“I’ve already said to Povetkin that, if he needs me, I’ll come and help him. I’ll fly to Russia. He said that he’d get me a private jet to come. Povetkin is my boy. The Russian has already spoken to me and said: ‘When it’s time I’ll send a plane to pick you up and you can help me train’.”
Russia, hit hard by the coronavirus, recently cleared “foreign athletes competing in its domestic sports leagues” to enter the country, meaning Chisora (32-9, 23 KO) and Povetkin (35-2-1, 24 KO) could feasibly make this happen. “Del Boy” has more pro experience against Whyte than anyone, fighting him to a narrow majority decision in 2016 and brawling it out for 11 more rounds in 2018 before succumbing to a gnarly KO.
Whyte is unimpressed.
“It’s Derek being Derek. He’s good at talking his way into an ass-whooping. The first time he said it was close. The second time I cleaned his clock. The knockout I gave him was one of the worst you will see in boxing. I ain’t got no beef with Derek. I’m cool with the guy but clearly he has a vendetta. Derek is a stepping stone and I’ve stepped over him twice already. If he wants to be brutally knocked out again I’ll take some easy money! If he beats Oleksandr Usyk and there’s a belt on the line, I’d gladly take the belt off of him.”
Like Povetkin-Whyte, Chisora’s planned match with Oleksandr Usyk remains up in the air.

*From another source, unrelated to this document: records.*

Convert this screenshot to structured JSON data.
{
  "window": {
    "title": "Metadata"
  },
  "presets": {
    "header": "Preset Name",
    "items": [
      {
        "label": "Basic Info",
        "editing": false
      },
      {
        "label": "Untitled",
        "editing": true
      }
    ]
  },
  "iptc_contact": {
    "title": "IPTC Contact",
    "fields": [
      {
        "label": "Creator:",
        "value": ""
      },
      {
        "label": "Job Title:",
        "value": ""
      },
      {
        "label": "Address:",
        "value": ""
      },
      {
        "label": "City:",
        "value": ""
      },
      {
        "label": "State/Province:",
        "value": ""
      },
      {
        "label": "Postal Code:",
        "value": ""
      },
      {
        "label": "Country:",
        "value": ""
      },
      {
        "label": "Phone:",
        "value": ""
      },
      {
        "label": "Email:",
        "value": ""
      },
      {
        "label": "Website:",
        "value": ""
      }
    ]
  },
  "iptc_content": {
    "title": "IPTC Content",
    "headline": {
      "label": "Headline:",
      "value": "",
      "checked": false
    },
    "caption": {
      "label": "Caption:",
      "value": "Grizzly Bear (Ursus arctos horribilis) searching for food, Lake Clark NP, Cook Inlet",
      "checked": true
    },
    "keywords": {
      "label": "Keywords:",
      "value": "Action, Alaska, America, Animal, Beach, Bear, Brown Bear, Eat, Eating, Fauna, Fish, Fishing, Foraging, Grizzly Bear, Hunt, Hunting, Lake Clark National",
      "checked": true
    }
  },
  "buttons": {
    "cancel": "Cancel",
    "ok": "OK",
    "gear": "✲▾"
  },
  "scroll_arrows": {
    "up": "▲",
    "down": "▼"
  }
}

I’m not sure how useful a sparring partner Povetkin would be for Chisora, seeing as Usyk’s a fleet-footed southpaw instead of an orthodox boxer-puncher, but perhaps he considers screwing over Whyte worth the sacrifice.